Flying foxes

Coffs Harbour is home to three permanent flying-fox camps with the Woolgoolga Lake Camp and Barcoo Court Camp at Toormina both listed as nationally important sites for the species. There is also a camp at Coffs Creek, as well as other temporary camps that occur sporadically.

Flying-foxes play an important role in pollination and seed dispersal and are protected in NSW under the Biodiversity Conservation Act 2016. The grey-headed flying-fox is also protected under the federal Environment Protection and Biodiversity Conservation Act 1999. However, loss of feeding areas and roosting habitat means that flying-fox camps are appearing more frequently in urban centres, creating conflict with residents who are concerned about possible health issues, noise and odour.

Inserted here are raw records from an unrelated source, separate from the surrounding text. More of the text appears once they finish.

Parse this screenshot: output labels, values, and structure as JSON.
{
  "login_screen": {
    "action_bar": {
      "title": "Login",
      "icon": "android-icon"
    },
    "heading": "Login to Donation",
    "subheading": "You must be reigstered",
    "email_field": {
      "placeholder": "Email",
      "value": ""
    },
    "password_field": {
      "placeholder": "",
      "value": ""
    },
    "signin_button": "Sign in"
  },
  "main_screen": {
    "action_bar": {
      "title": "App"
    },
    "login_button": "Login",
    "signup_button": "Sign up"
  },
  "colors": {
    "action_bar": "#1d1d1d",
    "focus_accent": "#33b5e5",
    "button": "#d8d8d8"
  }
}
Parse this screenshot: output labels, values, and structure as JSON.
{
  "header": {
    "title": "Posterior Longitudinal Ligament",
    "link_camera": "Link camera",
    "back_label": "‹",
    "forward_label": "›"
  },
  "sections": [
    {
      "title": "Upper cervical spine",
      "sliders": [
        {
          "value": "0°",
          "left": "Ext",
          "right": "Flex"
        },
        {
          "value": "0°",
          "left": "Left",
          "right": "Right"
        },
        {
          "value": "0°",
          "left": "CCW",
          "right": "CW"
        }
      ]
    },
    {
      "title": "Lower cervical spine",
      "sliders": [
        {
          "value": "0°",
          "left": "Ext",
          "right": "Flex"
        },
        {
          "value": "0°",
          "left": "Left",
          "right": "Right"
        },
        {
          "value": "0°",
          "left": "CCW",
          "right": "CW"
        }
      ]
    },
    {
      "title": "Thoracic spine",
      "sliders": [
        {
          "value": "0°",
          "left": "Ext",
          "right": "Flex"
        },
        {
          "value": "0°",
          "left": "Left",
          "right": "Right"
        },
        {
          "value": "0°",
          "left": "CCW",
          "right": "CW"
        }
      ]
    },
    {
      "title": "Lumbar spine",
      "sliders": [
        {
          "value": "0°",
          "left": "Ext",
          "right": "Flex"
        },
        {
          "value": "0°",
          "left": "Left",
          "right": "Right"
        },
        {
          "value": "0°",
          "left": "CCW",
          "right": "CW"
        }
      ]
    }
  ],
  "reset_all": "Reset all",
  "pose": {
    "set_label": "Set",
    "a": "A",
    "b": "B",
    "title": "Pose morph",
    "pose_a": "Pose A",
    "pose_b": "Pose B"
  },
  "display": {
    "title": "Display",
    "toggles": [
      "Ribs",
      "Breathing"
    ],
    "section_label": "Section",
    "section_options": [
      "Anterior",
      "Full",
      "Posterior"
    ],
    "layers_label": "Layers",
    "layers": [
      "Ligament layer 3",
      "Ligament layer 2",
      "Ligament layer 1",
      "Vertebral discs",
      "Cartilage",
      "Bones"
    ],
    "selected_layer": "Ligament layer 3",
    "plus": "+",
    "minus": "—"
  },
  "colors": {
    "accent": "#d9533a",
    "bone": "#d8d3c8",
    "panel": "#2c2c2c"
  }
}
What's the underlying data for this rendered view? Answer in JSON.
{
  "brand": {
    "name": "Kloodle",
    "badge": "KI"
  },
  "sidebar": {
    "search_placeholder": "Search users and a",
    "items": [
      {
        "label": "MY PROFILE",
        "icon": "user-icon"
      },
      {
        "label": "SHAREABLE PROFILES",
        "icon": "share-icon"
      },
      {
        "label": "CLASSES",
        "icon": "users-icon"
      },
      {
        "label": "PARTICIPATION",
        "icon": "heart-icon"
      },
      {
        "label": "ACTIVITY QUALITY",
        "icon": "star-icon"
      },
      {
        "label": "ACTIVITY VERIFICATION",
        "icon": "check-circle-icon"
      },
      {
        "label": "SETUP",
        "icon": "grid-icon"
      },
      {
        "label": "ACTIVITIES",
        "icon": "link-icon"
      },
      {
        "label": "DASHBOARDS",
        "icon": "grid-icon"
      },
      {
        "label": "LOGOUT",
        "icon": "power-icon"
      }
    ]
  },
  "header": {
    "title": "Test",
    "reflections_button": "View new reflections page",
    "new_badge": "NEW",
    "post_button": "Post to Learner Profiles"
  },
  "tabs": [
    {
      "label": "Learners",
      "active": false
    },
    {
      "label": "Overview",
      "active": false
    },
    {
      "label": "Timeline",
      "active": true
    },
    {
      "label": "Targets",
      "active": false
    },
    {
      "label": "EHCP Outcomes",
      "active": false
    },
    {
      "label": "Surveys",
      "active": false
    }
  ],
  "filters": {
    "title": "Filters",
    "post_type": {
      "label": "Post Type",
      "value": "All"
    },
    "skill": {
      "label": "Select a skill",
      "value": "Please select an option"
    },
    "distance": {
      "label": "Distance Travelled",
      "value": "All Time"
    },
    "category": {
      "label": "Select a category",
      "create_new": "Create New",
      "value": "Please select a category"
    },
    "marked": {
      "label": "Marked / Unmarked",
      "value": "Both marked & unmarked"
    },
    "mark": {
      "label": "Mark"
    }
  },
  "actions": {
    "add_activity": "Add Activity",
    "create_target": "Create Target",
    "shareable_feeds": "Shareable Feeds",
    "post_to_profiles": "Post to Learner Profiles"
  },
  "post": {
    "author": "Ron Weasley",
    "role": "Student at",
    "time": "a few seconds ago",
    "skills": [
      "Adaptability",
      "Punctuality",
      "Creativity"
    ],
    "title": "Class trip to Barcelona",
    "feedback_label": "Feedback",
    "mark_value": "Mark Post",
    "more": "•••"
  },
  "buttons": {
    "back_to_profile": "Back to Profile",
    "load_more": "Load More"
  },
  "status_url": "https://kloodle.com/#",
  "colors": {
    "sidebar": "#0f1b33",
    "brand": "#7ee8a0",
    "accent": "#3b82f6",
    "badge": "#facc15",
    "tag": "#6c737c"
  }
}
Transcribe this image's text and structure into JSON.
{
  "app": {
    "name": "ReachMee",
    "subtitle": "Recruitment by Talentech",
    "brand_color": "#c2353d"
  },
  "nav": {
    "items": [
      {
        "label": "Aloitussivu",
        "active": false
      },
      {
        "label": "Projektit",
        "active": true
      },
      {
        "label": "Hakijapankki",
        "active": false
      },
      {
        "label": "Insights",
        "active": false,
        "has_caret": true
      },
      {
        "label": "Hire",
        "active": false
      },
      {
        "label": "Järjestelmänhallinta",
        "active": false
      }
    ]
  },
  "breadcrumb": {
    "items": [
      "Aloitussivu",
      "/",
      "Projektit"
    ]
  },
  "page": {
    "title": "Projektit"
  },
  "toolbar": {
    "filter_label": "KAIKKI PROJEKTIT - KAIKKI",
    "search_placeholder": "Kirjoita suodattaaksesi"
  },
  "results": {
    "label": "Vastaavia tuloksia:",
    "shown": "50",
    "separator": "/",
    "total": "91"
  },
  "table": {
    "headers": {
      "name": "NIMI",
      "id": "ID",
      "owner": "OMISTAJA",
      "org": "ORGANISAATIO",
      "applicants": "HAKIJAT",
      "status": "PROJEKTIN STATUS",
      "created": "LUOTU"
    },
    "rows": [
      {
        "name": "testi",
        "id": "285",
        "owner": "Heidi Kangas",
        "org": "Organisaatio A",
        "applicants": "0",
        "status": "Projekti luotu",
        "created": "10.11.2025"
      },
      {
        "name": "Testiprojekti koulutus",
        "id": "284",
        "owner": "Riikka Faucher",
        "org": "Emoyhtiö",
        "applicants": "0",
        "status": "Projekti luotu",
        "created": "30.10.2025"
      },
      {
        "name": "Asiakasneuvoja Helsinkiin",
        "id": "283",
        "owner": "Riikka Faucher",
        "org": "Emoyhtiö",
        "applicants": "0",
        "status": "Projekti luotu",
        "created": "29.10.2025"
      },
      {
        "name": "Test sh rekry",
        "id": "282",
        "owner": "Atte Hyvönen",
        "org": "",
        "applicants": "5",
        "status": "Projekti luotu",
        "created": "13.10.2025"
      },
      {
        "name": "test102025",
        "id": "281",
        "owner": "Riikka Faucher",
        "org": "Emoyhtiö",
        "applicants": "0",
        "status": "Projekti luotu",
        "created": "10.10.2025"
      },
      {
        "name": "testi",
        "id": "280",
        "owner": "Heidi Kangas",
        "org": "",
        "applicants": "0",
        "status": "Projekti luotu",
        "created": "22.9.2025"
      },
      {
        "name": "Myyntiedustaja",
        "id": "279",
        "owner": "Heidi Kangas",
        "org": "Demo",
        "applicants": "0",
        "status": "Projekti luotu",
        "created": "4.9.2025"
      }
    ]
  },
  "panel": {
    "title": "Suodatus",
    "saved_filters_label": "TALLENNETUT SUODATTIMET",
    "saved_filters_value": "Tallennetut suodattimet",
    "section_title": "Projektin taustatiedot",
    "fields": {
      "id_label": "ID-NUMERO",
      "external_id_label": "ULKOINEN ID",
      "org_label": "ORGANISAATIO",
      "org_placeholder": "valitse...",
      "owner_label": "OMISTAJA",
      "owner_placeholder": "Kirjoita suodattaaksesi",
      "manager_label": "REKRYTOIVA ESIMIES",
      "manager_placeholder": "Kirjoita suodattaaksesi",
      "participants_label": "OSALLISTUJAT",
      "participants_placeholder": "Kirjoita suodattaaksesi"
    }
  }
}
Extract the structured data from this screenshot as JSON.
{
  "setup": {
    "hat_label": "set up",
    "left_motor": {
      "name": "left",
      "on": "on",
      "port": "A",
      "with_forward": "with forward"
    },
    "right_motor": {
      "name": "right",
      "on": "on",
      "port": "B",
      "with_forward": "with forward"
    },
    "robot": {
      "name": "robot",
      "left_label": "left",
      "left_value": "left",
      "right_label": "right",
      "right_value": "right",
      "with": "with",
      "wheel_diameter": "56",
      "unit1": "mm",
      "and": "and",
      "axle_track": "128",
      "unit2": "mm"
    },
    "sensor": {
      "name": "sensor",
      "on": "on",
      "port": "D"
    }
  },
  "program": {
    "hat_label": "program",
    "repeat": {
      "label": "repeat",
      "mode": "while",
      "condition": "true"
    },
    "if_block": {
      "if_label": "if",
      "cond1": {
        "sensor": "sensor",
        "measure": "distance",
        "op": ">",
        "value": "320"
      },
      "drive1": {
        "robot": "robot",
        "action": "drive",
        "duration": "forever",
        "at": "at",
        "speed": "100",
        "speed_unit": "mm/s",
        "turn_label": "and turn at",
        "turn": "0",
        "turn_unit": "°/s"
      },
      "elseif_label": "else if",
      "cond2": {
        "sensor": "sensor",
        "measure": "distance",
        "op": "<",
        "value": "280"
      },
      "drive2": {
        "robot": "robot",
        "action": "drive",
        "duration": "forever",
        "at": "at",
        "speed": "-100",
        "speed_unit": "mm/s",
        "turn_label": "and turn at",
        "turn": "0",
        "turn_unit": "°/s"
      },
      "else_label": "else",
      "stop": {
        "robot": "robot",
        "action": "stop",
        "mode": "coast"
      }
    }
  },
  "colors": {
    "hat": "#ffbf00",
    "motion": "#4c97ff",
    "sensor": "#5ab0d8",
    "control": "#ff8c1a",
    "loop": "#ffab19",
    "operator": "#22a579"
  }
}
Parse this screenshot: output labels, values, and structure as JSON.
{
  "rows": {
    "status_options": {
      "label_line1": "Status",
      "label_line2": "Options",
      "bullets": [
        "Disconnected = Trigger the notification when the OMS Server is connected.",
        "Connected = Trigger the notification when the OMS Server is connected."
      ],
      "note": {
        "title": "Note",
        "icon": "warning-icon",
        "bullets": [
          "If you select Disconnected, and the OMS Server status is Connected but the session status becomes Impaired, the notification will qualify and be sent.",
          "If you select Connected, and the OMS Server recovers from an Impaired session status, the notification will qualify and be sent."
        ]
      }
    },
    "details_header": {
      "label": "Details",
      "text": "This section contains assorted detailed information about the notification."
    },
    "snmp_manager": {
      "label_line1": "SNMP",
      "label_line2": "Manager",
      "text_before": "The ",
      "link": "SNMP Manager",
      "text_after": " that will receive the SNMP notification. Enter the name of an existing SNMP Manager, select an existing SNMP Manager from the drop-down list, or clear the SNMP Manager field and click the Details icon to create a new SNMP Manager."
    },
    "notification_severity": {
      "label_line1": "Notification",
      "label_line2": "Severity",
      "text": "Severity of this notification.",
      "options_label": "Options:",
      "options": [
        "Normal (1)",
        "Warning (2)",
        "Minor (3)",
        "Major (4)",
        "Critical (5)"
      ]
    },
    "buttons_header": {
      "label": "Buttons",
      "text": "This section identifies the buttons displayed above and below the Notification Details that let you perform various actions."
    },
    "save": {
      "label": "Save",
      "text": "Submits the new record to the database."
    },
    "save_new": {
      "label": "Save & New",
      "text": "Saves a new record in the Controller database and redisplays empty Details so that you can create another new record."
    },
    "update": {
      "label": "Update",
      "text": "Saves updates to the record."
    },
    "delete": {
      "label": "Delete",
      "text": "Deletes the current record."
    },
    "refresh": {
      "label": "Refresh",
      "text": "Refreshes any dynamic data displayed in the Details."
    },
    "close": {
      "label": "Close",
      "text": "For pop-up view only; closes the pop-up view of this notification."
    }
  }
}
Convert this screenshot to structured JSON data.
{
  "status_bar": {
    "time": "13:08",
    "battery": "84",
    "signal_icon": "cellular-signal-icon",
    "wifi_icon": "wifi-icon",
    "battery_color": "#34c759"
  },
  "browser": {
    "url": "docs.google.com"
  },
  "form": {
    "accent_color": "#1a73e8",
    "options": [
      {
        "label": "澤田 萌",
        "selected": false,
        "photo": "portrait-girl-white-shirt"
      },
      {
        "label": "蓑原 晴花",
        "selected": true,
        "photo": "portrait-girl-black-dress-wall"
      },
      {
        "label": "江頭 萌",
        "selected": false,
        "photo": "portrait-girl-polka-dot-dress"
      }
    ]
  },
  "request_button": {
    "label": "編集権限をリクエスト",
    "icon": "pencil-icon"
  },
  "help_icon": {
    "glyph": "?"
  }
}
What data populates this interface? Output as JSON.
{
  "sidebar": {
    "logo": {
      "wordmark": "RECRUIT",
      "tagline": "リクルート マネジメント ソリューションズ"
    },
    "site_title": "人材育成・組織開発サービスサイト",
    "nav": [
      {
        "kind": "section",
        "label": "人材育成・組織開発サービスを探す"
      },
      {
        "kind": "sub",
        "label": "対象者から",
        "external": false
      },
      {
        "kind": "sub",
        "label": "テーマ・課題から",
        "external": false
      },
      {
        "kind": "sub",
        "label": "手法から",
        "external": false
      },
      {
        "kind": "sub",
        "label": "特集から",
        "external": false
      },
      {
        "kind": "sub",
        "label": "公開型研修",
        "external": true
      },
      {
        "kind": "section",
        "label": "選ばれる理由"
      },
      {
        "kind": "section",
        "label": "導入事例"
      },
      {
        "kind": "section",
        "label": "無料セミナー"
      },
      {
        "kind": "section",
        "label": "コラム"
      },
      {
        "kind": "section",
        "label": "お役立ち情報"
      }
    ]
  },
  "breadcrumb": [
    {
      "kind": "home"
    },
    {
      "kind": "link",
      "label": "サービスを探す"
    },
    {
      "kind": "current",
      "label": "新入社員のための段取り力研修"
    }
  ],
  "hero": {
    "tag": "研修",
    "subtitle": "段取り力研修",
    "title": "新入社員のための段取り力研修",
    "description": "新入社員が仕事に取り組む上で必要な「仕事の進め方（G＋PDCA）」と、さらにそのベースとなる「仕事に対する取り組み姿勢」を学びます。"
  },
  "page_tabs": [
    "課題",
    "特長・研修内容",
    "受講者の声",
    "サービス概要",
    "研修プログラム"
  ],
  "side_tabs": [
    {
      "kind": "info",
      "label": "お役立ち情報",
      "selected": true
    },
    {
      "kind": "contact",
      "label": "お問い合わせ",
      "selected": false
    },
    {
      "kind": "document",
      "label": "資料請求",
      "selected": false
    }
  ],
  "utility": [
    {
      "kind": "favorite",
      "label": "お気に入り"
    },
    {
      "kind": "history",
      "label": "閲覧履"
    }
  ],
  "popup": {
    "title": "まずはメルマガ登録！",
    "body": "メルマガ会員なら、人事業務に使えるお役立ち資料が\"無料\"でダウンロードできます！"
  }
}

The Council has worked closely with residents for many years to develop strategies for people to exist peacefully with this threatened species.  The Coffs Harbour Flying Fox Camps Strategic Management Plan includes both long-term and short-term strategies for the management of flying-fox camps.

Australian bats are known to carry the lyssavirus. Catching this or any other viruses from bats is extremely unlikely  as they can only be passed on by untreated bites or scratches from an infected bat. Further information about the virus and how to protect yourself can be found on the NSW Health Links website.

Flying-foxes taking fruit from trees can also be an issue, information on wildlife friendly netting is available online.

More information about living with flying-foxes can be found on the NSW Office of Environment and Heritage website. Information on this site includes odour and noise, disease risks, what to do if you are bitten or scratched by a flying-fox, what to do if you find a dead, injured or sick flying fox, and other information regarding living with flying-foxes.